___ MATERIAL FOR THIS TASK

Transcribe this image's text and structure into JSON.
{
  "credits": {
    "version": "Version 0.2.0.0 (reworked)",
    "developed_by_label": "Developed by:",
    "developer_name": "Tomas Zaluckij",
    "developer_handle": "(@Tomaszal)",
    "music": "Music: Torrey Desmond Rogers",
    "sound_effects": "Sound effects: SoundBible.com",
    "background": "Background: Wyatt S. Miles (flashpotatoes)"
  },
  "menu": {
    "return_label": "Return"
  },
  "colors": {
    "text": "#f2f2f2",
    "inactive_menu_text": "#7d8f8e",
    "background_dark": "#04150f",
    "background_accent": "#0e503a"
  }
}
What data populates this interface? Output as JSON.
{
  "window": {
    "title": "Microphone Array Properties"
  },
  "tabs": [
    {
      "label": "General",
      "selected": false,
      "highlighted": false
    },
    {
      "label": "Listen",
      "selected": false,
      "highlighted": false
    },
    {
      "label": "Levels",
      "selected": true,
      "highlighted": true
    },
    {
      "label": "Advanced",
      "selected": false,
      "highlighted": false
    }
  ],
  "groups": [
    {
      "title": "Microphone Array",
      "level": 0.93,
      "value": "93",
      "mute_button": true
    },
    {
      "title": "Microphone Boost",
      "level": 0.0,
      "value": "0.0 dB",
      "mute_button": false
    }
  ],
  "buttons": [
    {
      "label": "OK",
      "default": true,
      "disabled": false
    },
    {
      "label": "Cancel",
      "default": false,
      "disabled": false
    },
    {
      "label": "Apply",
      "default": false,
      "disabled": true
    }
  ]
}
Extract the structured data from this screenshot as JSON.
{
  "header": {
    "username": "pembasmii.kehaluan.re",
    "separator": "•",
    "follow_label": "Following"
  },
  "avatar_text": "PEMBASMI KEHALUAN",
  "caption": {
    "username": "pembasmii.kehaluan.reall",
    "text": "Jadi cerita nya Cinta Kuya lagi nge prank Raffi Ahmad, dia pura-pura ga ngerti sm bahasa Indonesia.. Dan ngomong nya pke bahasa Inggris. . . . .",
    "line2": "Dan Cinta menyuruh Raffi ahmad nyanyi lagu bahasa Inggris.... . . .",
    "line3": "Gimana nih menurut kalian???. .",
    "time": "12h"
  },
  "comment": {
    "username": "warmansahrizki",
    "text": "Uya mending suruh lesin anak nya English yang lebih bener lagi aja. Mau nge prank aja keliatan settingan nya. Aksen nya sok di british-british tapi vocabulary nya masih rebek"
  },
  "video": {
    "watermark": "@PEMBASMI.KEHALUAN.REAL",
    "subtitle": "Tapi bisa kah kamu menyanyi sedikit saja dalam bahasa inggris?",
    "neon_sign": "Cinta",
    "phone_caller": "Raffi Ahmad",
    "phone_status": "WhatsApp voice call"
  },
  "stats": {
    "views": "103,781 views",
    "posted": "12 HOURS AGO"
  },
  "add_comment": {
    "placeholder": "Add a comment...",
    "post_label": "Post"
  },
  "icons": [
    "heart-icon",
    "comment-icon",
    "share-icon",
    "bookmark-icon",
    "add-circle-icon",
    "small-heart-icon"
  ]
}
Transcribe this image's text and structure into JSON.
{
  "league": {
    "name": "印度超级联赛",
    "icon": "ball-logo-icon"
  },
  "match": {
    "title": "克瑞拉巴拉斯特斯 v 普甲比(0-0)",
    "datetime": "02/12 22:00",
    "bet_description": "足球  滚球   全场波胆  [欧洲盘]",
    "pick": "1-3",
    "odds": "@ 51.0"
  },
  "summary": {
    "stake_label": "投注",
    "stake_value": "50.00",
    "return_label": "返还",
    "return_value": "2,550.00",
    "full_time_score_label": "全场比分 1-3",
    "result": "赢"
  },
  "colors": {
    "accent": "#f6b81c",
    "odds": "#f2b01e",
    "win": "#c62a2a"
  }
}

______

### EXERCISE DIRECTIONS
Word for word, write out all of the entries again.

### WRITTEN RESPONSE
Transcribe this image's text and structure into JSON.
{
  "credits": {
    "version": "Version 0.2.0.0 (reworked)",
    "developed_by_label": "Developed by:",
    "developer_name": "Tomas Zaluckij",
    "developer_handle": "(@Tomaszal)",
    "music": "Music: Torrey Desmond Rogers",
    "sound_effects": "Sound effects: SoundBible.com",
    "background": "Background: Wyatt S. Miles (flashpotatoes)"
  },
  "menu": {
    "return_label": "Return"
  },
  "colors": {
    "text": "#f2f2f2",
    "inactive_menu_text": "#7d8f8e",
    "background_dark": "#04150f",
    "background_accent": "#0e503a"
  }
}
What data populates this interface? Output as JSON.
{
  "window": {
    "title": "Microphone Array Properties"
  },
  "tabs": [
    {
      "label": "General",
      "selected": false,
      "highlighted": false
    },
    {
      "label": "Listen",
      "selected": false,
      "highlighted": false
    },
    {
      "label": "Levels",
      "selected": true,
      "highlighted": true
    },
    {
      "label": "Advanced",
      "selected": false,
      "highlighted": false
    }
  ],
  "groups": [
    {
      "title": "Microphone Array",
      "level": 0.93,
      "value": "93",
      "mute_button": true
    },
    {
      "title": "Microphone Boost",
      "level": 0.0,
      "value": "0.0 dB",
      "mute_button": false
    }
  ],
  "buttons": [
    {
      "label": "OK",
      "default": true,
      "disabled": false
    },
    {
      "label": "Cancel",
      "default": false,
      "disabled": false
    },
    {
      "label": "Apply",
      "default": false,
      "disabled": true
    }
  ]
}
Extract the structured data from this screenshot as JSON.
{
  "header": {
    "username": "pembasmii.kehaluan.re",
    "separator": "•",
    "follow_label": "Following"
  },
  "avatar_text": "PEMBASMI KEHALUAN",
  "caption": {
    "username": "pembasmii.kehaluan.reall",
    "text": "Jadi cerita nya Cinta Kuya lagi nge prank Raffi Ahmad, dia pura-pura ga ngerti sm bahasa Indonesia.. Dan ngomong nya pke bahasa Inggris. . . . .",
    "line2": "Dan Cinta menyuruh Raffi ahmad nyanyi lagu bahasa Inggris.... . . .",
    "line3": "Gimana nih menurut kalian???. .",
    "time": "12h"
  },
  "comment": {
    "username": "warmansahrizki",
    "text": "Uya mending suruh lesin anak nya English yang lebih bener lagi aja. Mau nge prank aja keliatan settingan nya. Aksen nya sok di british-british tapi vocabulary nya masih rebek"
  },
  "video": {
    "watermark": "@PEMBASMI.KEHALUAN.REAL",
    "subtitle": "Tapi bisa kah kamu menyanyi sedikit saja dalam bahasa inggris?",
    "neon_sign": "Cinta",
    "phone_caller": "Raffi Ahmad",
    "phone_status": "WhatsApp voice call"
  },
  "stats": {
    "views": "103,781 views",
    "posted": "12 HOURS AGO"
  },
  "add_comment": {
    "placeholder": "Add a comment...",
    "post_label": "Post"
  },
  "icons": [
    "heart-icon",
    "comment-icon",
    "share-icon",
    "bookmark-icon",
    "add-circle-icon",
    "small-heart-icon"
  ]
}
Transcribe this image's text and structure into JSON.
{
  "league": {
    "name": "印度超级联赛",
    "icon": "ball-logo-icon"
  },
  "match": {
    "title": "克瑞拉巴拉斯特斯 v 普甲比(0-0)",
    "datetime": "02/12 22:00",
    "bet_description": "足球  滚球   全场波胆  [欧洲盘]",
    "pick": "1-3",
    "odds": "@ 51.0"
  },
  "summary": {
    "stake_label": "投注",
    "stake_value": "50.00",
    "return_label": "返还",
    "return_value": "2,550.00",
    "full_time_score_label": "全场比分 1-3",
    "result": "赢"
  },
  "colors": {
    "accent": "#f6b81c",
    "odds": "#f2b01e",
    "win": "#c62a2a"
  }
}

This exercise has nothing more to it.